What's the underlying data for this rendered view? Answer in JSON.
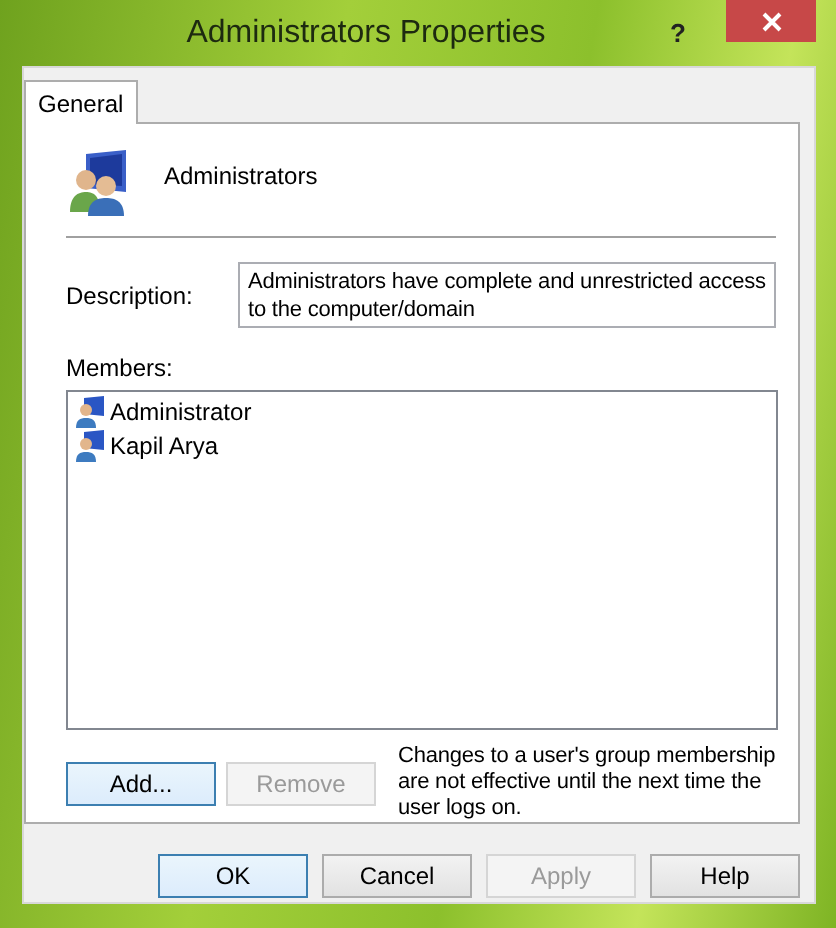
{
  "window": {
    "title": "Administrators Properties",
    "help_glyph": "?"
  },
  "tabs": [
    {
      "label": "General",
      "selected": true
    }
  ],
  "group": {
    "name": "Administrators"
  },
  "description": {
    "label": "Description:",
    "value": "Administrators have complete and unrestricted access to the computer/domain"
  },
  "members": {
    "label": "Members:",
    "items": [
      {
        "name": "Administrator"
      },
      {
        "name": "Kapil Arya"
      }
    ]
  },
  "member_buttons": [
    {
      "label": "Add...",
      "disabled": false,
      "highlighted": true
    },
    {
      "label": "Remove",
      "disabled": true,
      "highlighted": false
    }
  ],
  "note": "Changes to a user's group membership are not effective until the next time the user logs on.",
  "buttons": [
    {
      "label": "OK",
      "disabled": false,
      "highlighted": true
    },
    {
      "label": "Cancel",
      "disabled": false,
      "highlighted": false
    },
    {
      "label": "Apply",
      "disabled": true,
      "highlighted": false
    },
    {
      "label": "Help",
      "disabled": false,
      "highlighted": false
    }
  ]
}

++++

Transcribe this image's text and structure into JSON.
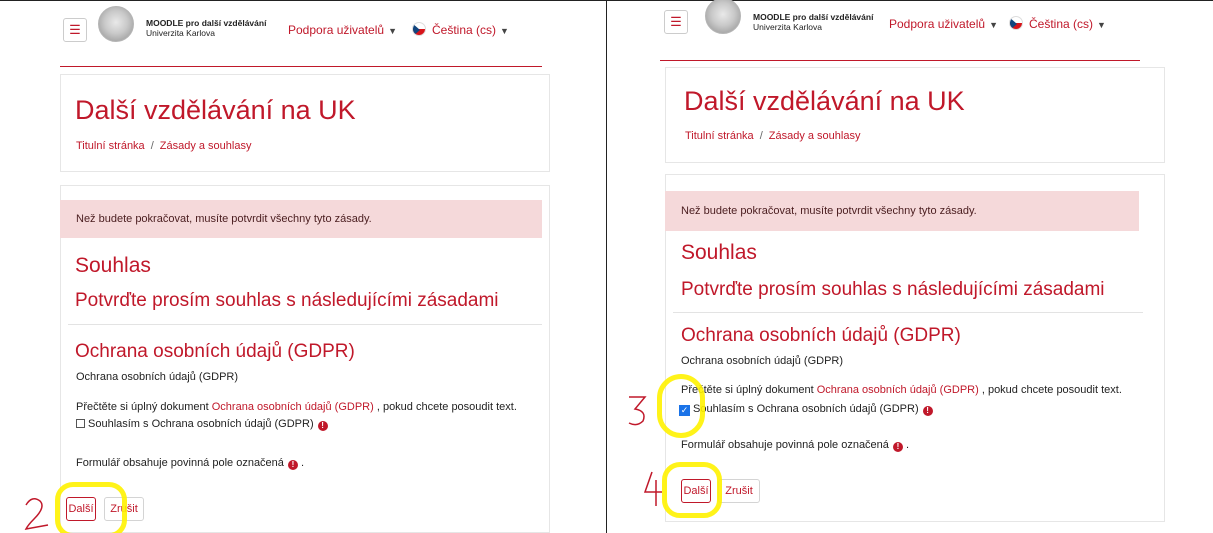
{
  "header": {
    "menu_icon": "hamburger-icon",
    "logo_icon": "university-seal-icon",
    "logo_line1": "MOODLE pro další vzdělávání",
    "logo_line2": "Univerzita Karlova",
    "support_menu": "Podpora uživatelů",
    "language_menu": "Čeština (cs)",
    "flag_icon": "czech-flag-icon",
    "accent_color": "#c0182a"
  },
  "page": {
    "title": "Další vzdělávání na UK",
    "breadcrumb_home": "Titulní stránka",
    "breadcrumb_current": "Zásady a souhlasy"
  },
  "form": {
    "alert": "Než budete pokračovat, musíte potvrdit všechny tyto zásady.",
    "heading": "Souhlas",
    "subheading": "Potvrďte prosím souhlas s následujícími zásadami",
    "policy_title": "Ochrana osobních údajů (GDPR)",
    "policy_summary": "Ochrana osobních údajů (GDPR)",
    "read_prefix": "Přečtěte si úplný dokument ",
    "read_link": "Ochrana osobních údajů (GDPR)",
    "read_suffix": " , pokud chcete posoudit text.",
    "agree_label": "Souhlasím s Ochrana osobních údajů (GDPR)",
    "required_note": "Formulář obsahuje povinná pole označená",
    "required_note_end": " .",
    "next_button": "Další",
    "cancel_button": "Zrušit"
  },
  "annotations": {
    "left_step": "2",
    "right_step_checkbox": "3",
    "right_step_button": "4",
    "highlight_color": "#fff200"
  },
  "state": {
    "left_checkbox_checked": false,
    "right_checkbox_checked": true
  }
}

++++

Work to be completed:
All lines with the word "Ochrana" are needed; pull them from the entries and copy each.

Answer:
    "policy_title": "Ochrana osobních údajů (GDPR)",
    "policy_summary": "Ochrana osobních údajů (GDPR)",
    "read_link": "Ochrana osobních údajů (GDPR)",
    "agree_label": "Souhlasím s Ochrana osobních údajů (GDPR)",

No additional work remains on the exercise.